Full disclosure: I have been a member of the Gauteng Rhodes Scholarship judging panel for three years. The term is for five years and it has been a remarkable honour and a steep learning curve. I am struck, each time, by the astounding talent in our country and the huge issues raised by the very scholarship that presents so much opportunity. It is the irony of the Rhodes Scholarship that it is both one of the most prestigious scholarships of its kind in the world — with alumni who span Nobel laureates, leaders of state, and marvellous minds that have altered the course of humanity — and that the endowment itself has its roots in the colonial enterprise and all that it entailed.
Of this all, Luthuli is characteristically diplomatic. He tells me that, interestingly enough, Rhodes never chose to name the scholarship after himself. He had called it the colonial scholarship — which I feel grateful did not stick for very long. The name was settled on by the trustees. “The scholarship has established a global name for itself, it is separate to Rhodes. The trust is not a custodian or a supporter of his world view, the scholarship stands on its own. And the Rhodes-scholar community has been, globally, I believe, a force for good for over 100 years,” Luthuli says.

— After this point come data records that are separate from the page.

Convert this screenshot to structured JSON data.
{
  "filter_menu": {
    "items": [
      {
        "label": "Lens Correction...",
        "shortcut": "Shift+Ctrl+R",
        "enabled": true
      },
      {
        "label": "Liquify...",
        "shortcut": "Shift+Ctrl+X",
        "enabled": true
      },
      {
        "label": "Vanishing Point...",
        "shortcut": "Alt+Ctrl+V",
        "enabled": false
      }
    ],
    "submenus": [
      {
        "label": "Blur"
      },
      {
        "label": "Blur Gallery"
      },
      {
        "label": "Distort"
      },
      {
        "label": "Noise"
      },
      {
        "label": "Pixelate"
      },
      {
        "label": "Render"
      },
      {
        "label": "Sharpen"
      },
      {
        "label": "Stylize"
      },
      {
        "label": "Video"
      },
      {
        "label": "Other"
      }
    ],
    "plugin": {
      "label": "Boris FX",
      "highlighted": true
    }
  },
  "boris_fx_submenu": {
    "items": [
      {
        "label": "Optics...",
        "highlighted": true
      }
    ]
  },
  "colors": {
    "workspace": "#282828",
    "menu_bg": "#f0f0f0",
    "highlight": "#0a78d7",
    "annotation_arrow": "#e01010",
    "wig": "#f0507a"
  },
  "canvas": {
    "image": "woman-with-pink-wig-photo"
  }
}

He says it is fascinating that, around the world, many people don’t associate the Rhodes name other than with the prestige of the scholarship itself. Though, naturally, the sensitivity is understandable in Africa and Southern Africa in particular.
Luthuli’s personal ambition for his tenure as the national secretary is driven by very practical pursuits. His first priority is to encourage the trust to assign more of the over 100 scholarships awarded annually to the African continent. In South Africa he is engaged in discussions to review the eligibility for the scholarships reserved for certain schools. And, most importantly, he is working on outreach. He would like to spread the word about the opportunity the Rhodes Scholarship presents and to encourage and find more young scholars to apply. Potentially without having to travel to Oxford first to realise what a wonderful opportunity the scholarship offers.
• From the February edition of Wanted, 2021.